----- EXERCISE MATERIALS -----
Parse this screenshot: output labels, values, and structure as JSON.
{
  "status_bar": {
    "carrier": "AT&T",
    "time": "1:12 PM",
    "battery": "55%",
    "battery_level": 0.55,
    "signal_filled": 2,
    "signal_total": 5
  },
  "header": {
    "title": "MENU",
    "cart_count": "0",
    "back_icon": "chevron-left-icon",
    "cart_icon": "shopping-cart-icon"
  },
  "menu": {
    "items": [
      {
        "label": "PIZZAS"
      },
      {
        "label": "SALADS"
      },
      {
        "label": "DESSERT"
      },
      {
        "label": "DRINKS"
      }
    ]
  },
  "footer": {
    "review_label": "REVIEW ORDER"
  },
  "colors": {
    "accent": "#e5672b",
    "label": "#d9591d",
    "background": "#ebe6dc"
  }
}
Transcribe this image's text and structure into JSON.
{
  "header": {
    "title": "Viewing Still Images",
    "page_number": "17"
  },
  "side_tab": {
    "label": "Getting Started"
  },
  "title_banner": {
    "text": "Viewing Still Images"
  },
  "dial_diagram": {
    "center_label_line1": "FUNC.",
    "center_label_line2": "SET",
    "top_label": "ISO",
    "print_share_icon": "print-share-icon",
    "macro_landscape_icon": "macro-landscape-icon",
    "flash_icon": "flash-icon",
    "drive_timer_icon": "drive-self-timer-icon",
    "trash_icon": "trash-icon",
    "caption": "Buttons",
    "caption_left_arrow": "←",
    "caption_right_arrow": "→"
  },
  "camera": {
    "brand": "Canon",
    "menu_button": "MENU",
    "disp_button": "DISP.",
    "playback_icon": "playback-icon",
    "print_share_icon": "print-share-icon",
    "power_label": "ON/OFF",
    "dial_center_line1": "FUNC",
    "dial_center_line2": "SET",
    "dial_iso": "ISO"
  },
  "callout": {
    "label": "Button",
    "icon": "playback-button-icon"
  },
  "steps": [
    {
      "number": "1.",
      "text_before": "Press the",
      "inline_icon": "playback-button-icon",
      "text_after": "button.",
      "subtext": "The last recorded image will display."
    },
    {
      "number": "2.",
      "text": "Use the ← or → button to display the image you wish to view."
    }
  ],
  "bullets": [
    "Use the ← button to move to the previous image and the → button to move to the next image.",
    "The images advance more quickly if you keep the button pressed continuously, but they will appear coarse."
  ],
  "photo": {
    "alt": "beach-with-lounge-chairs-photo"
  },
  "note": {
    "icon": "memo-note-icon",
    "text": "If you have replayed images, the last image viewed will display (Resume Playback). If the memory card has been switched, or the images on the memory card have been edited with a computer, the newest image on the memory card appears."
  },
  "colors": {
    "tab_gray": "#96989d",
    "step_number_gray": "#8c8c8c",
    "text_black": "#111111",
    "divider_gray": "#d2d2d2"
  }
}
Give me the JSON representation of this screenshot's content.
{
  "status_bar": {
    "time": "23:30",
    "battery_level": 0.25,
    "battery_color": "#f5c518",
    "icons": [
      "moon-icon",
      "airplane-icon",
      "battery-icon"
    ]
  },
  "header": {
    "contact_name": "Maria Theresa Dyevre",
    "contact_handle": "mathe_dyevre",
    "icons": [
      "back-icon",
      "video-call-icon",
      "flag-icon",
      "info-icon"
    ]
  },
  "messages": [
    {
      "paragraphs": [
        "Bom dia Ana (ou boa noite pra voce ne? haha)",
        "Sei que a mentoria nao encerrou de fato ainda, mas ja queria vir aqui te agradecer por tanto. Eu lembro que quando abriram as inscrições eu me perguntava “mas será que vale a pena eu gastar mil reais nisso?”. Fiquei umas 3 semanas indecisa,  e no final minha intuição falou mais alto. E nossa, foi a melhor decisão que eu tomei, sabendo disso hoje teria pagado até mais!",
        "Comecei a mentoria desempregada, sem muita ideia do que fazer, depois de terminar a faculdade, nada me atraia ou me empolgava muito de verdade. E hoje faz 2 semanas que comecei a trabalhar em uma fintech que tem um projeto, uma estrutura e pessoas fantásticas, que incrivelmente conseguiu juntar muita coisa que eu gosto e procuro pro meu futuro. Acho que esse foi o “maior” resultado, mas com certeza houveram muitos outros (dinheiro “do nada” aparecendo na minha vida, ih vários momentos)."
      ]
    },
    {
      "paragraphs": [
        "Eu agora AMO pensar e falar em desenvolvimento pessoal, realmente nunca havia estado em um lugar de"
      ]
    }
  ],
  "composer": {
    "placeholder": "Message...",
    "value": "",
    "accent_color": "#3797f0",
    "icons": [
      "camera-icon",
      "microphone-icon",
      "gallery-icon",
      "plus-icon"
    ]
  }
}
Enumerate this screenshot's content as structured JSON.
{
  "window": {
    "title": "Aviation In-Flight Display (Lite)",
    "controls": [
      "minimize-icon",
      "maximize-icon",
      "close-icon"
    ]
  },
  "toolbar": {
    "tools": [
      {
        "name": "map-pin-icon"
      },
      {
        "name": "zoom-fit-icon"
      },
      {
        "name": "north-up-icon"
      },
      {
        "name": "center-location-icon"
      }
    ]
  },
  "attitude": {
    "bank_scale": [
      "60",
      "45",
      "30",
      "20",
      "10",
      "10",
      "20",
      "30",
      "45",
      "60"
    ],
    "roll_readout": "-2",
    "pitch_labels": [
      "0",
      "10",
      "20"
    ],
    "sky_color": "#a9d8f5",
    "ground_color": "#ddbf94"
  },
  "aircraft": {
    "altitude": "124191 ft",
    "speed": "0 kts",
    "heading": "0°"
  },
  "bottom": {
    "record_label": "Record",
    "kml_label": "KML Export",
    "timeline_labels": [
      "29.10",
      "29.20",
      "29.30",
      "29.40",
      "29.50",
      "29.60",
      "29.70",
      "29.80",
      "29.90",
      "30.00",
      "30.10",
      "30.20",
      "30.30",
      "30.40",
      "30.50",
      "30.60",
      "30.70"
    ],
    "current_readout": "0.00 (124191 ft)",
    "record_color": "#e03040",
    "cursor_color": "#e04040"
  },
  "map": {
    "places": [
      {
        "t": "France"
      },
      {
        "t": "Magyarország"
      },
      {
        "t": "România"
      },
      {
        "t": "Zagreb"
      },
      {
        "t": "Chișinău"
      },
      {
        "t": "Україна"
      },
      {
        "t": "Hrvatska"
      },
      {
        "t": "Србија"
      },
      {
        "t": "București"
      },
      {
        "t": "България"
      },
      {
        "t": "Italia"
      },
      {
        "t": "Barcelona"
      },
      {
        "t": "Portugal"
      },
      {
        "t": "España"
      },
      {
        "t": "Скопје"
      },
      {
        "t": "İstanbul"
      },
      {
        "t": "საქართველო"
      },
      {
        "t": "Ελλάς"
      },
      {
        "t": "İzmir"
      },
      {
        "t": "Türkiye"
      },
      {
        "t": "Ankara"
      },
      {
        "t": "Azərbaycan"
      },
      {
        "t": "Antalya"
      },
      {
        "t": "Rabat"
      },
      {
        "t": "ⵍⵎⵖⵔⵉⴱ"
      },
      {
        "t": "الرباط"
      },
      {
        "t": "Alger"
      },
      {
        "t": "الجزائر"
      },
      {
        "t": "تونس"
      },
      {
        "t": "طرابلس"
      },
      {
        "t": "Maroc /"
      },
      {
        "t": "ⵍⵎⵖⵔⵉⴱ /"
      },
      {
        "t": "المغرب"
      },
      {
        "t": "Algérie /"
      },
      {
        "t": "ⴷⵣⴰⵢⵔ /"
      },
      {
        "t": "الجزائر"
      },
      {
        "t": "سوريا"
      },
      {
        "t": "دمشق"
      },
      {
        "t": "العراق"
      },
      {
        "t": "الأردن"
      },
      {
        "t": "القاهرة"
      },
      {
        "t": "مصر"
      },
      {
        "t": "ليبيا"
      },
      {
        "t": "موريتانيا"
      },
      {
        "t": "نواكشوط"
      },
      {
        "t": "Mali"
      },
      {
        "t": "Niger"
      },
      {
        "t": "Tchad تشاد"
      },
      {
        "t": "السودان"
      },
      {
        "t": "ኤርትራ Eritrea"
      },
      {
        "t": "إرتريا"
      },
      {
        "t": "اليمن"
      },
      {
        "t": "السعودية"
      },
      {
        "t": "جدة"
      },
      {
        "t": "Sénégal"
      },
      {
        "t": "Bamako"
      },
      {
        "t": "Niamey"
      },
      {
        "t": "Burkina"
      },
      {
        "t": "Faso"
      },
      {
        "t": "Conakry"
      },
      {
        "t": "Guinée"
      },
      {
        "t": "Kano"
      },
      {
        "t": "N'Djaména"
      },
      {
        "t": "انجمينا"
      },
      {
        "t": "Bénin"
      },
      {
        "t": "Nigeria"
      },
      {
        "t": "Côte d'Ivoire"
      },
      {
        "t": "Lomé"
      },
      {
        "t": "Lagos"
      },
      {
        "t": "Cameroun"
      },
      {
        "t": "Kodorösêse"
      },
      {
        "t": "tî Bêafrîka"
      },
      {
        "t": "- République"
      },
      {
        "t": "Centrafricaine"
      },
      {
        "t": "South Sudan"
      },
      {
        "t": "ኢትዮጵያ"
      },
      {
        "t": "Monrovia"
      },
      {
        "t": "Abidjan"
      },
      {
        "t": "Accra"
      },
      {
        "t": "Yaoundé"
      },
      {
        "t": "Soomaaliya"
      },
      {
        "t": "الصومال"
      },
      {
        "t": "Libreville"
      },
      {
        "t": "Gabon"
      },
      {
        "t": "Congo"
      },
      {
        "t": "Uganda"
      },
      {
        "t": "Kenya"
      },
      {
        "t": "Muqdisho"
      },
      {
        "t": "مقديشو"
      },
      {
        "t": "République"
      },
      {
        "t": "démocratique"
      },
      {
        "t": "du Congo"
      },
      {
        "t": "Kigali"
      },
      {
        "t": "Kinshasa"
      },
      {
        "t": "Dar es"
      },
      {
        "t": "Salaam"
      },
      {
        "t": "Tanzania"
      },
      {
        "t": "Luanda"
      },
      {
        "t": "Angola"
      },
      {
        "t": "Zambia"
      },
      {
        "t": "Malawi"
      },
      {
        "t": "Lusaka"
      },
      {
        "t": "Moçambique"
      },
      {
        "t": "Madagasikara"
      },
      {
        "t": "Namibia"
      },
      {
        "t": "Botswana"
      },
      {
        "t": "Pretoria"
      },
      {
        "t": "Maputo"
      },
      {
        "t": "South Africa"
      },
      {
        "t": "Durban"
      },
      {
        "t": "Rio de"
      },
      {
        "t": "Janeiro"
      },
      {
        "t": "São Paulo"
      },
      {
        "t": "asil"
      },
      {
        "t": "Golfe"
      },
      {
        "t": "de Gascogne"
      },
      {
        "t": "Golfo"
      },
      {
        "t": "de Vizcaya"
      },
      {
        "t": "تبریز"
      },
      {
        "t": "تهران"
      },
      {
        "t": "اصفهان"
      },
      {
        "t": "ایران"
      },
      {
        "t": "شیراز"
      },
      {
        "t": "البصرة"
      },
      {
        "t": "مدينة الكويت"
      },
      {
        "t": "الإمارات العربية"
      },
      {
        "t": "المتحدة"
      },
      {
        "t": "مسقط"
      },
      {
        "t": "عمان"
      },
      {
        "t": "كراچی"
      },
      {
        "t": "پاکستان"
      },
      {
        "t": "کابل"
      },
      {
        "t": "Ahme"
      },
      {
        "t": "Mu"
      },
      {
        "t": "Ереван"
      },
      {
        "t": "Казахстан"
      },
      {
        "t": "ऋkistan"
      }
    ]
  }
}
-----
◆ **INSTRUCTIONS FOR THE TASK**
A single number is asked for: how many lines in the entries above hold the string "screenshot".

◆ **WRITTEN SOLUTION**
3